Peter Thomson’s plea to save the Hong Kong Golf Club is revealed as world mourns passing of Aussie great
Three-time Hong Kong Open champion dies at 88 after battle with Parkinson’s disease, having written emotional letter last month urging land supply task force to save ‘incredibly special’ Fanling course
Peter Thomson, a giant of the golfing world, won five British Opens and one of his final acts in the sport was to throw his support behind Hong Kong Golf Club (HKGC) in its fight for survival.
Thomson, who won three Hong Kong Opens in the 1960s and was considered one of Australia’s greatest golfers, died on Wednesday aged 88 after a lengthy battle with Parkinson’s disease but was voicing his concern for the Fanling course as recently as last month.
The HKGC’s Old Course has been identified by a government task force as a prime site for development to help combat Hong Kong’s housing crisis.
Not only did Thomson assist with the renovation of the Old Course, he was involved in designing the Eden Course and played in the first Hong Kong Open held at Fanling in 1959, going on to win the event in 1960, 1965 and 1967.
In his letter dated May 15 this year, Thomson wrote to land supply task force chairman Stanley Wong Yuen-fai urging him to spare what he labelled “an incredibly special place in the world of golf”.
“I do not wish to make light of Hong Kong’s need for public housing. Clearly this is a significant and important issue that needs to be addressed and overcome,” said Thomson, widely considered one of golf’s true gentlemen.
“But it should not be at the expense of what is undoubtedly a historic and world-class golfing venue. I feel a close affinity with the city and the Hong Kong Golf Club itself.
“Let me state clearly: the Hong Kong Golf Club is an incredibly special place in the world of golf. Not only is it historically important – its courses, notably the Old Course, are architectural gems that have been laid out over pristine, ancient terrain – but its role as the focal point for all of Hong Kong golf cannot be understated.”
Thomson, who was the first Australian to win the British Open and won 84 professional events, returned to the city in 2008 to celebrate the 50th edition of the Hong Kong Open.
In his letter, he addressed a number of “falsehoods” about public access to Fanling.
“While it is a private members’ club, it is one of the most open members clubs’ anywhere in the world, with over 40 per cent of rounds played by non-members,” Thomson said.
“It has been at the very epicentre of golf’s development in Hong Kong, allowing countless youngsters an opportunity to get their start in the game and grow into accomplished players.

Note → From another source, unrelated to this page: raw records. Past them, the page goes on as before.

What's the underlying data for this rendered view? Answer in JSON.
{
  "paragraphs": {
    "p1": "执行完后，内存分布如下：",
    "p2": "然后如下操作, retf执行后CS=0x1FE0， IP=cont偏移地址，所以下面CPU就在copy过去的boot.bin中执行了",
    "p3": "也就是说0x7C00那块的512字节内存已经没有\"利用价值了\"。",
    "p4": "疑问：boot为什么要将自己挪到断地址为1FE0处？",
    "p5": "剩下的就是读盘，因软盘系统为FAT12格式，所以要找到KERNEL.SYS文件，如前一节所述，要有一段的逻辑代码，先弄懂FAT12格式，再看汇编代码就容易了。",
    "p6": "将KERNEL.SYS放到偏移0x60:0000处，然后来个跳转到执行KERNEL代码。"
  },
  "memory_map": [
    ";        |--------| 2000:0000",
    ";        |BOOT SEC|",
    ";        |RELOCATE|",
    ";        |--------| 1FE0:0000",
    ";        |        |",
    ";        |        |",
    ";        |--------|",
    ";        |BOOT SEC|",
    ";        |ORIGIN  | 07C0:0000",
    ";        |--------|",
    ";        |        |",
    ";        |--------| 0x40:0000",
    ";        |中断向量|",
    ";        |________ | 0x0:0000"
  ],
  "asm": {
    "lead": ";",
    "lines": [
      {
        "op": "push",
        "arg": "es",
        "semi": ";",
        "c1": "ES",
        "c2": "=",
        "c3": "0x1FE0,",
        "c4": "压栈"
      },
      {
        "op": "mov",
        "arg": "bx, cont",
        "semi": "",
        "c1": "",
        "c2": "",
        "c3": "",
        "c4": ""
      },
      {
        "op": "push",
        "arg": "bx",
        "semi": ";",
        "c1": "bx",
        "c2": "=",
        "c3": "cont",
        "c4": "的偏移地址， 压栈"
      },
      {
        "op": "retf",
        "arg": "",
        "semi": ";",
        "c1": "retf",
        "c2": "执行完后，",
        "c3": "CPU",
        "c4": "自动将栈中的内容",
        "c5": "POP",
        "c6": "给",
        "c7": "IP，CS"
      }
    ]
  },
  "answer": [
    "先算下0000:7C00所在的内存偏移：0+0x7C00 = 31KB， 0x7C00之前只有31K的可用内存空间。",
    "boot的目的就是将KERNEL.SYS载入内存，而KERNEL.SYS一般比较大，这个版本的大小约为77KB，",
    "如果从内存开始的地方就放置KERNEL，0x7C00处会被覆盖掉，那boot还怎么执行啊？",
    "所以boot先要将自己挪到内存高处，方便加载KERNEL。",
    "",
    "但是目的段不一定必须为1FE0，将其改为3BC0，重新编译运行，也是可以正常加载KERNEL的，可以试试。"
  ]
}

“Furthermore, as home of the Hong Kong Open – unquestionably one of the most significant golf tournaments in all of Asia – the club has enhanced Hong Kong’s reputation as a bona fide sporting centre.”
Thomson also highlighted Fanling’s status as a “vital green lung”, before finishing: “Let me end this letter by being frank with you. Take away the Hong Kong Golf Club and the game of golf, and indeed Hong Kong itself, will be a much poorer place.”
The government’s five-month public consultation on land supply is under way and will end in September, with some already saying the exercise is failing to address key concerns.